JJ said...

There's a ballad called "Young Charlotte", one of my favorites, that just gets down and wallows. I took a wonderful class from Sam Hinton once, and he taught it to us but wouldn't sing it again so we could get the words because he said it was too depressing. I found it by Googling so now sing/hum it sometimes. Love this subject and everyone's memories.

Elizabeth Zelvin said...

Google is the best when it comes to lyrics--the old ones you don't remember and the new ones recorded by singers with lousy diction. I just looked up "Young Charlotte," JJ. Eww. And the moral is: Vanity be hanged--wear your down coat and mittens! Seriously, though, the language of the ballad was rather elegant.

Jerry House said...

FYI, an interesting book on this subject is AMERICAN MURDER BALLADS by Alice Wooley Burt (Oxford University Press). It won a Special Edgar in 1959.

Coco said...

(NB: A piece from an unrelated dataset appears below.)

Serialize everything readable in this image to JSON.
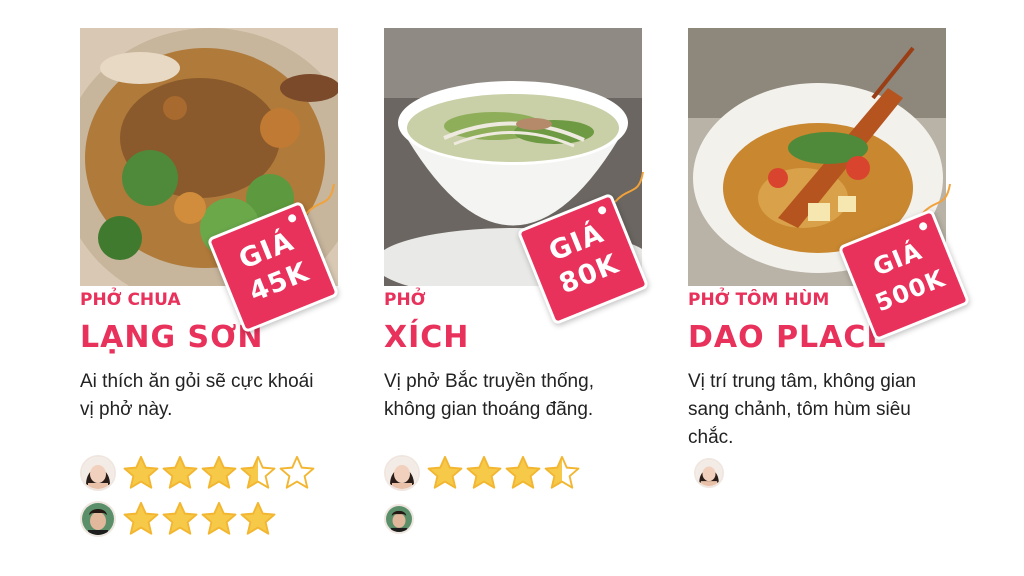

Oh, Liz, you brought back such wonderful memories of so many songs I love. I wonder if you ever heard Deborah Barrable sing, "The Great Silkie?" I first heard it in 1986 and it still haunts me. Wonderful post! Thanks for the memories!

Elizabeth Zelvin said...

Coco, the version of The Great Silkie that I sing (minor key, Orkney dialect which I probably garble, very different from the Joan Baez version) I learned from a fellow counselor at Girl Scout Camp who learned it in a course at the University of Florida. We used to call that kind of song transmission "the folk process."

area rugs cheap said...

Folk music is tradition of any particular culture. Every culture have their different folk songs and dances. Your blog gives such a incredible information about it.

motorcycle chains said...

Every culture and tradition have their own folk dances and folk musics. Folk music is very interesting listen. It is really enjoyable visit for me.

Motorcycle Gloves said...

Every culture have their different folk musics and traditions. Now days it becomes trend to use folk musics in movies.

mobile signal booster said...

Your thoughts about folk music is really great. Folk music has it's own identity. Your thoughts about folk music is really great.

Cheap International Flights said...

Over here you have shared about the folk music and classical music.Every country and village have their own traditions and folk music.

Cheap Flights to Thailand said...

Over here you have described about the folk music and tradition, every country and state has their own tradition and culture. Over here you have described really a great thoughts.